> [DATA RECORDS]:
______

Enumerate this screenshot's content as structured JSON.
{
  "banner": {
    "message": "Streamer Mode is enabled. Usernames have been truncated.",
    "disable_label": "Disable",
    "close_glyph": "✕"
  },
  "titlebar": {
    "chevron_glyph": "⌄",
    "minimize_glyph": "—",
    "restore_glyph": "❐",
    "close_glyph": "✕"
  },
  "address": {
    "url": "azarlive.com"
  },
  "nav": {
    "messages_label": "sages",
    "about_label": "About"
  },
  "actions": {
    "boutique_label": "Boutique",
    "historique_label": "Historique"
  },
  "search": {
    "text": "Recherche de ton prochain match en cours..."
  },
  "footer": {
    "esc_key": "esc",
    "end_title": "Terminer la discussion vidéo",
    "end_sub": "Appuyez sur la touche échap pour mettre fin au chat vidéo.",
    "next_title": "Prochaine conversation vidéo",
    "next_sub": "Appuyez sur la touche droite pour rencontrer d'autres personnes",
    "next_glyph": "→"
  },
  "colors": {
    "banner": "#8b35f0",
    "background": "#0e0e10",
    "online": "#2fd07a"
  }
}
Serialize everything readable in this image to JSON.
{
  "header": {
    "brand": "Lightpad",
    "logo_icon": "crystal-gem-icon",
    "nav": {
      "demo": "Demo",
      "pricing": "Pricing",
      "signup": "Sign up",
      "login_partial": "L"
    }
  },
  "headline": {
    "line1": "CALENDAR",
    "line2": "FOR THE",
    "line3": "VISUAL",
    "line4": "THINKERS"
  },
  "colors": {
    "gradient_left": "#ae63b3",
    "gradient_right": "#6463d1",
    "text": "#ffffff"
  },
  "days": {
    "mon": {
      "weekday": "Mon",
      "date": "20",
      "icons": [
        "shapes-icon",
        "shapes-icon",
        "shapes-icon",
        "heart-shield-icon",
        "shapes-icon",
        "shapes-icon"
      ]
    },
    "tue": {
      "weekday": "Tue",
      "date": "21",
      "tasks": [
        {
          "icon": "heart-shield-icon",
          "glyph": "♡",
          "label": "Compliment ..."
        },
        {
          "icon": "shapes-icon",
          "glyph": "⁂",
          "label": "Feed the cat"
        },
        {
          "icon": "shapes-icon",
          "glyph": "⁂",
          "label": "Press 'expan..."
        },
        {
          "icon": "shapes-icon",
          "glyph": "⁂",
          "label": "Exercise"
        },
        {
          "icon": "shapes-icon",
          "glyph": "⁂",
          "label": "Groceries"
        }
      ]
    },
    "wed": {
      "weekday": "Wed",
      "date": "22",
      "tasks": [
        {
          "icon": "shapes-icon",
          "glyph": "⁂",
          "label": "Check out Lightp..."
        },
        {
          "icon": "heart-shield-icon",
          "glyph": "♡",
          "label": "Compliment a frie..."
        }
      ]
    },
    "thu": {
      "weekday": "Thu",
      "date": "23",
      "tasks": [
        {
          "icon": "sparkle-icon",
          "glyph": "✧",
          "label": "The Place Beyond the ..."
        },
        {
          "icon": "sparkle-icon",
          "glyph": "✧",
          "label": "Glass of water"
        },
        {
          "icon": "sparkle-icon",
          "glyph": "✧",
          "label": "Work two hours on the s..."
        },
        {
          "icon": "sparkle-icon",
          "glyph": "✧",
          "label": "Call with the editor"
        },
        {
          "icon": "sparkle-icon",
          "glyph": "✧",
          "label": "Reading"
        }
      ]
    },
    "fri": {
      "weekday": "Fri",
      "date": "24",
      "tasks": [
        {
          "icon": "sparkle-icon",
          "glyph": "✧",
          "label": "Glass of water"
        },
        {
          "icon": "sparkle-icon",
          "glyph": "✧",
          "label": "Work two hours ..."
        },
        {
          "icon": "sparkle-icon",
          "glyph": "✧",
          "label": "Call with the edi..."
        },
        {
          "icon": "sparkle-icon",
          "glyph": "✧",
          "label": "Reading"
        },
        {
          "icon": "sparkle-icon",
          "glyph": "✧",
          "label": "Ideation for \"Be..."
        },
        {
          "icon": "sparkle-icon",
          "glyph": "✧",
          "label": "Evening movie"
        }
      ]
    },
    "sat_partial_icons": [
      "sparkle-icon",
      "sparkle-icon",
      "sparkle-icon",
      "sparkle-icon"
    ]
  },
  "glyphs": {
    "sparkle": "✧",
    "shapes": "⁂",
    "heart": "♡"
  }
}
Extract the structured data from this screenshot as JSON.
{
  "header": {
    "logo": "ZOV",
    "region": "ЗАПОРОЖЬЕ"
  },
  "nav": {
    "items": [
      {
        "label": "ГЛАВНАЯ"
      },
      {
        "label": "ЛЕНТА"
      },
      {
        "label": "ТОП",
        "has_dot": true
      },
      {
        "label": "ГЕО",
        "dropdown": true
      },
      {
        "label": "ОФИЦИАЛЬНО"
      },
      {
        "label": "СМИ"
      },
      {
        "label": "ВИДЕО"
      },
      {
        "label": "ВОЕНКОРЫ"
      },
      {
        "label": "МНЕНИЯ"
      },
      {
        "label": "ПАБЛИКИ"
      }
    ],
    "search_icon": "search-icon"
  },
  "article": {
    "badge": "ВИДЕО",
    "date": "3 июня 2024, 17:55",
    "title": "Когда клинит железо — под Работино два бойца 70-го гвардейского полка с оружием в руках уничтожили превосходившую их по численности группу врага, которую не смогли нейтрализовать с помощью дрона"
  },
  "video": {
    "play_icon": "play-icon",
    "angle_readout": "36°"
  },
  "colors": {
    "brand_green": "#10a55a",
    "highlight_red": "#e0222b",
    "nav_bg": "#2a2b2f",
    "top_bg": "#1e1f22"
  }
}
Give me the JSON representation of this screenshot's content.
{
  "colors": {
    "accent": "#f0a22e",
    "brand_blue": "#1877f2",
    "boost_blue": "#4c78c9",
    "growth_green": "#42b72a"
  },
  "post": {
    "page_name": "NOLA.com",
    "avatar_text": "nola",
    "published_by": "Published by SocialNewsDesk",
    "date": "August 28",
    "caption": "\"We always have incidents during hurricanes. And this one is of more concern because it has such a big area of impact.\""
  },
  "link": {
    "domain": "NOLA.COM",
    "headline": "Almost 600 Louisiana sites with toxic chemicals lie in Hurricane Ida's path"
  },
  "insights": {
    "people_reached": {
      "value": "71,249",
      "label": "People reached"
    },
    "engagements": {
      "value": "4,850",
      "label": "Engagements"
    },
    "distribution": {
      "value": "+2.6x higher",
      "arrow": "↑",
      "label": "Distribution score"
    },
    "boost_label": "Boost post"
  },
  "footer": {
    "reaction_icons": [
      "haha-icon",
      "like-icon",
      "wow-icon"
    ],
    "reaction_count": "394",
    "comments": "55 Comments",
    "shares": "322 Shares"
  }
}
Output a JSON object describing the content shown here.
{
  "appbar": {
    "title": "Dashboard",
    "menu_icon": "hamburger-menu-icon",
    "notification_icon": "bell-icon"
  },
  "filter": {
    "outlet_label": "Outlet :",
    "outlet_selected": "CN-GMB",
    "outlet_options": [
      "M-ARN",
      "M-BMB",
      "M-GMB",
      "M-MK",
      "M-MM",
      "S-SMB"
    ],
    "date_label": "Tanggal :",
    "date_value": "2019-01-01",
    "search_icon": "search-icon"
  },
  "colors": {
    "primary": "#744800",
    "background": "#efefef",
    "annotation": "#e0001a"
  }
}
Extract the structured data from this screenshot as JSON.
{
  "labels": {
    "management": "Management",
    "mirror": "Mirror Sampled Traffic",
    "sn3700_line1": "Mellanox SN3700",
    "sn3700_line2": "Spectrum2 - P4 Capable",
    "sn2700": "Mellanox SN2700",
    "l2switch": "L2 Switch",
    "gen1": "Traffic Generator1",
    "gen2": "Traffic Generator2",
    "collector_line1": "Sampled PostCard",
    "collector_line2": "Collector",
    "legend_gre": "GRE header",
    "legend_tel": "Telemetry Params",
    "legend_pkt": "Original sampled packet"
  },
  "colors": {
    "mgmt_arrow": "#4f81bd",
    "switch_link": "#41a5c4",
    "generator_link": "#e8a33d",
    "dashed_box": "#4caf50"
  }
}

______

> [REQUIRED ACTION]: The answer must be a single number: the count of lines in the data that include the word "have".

> [SOLVED EXERCISE]: 2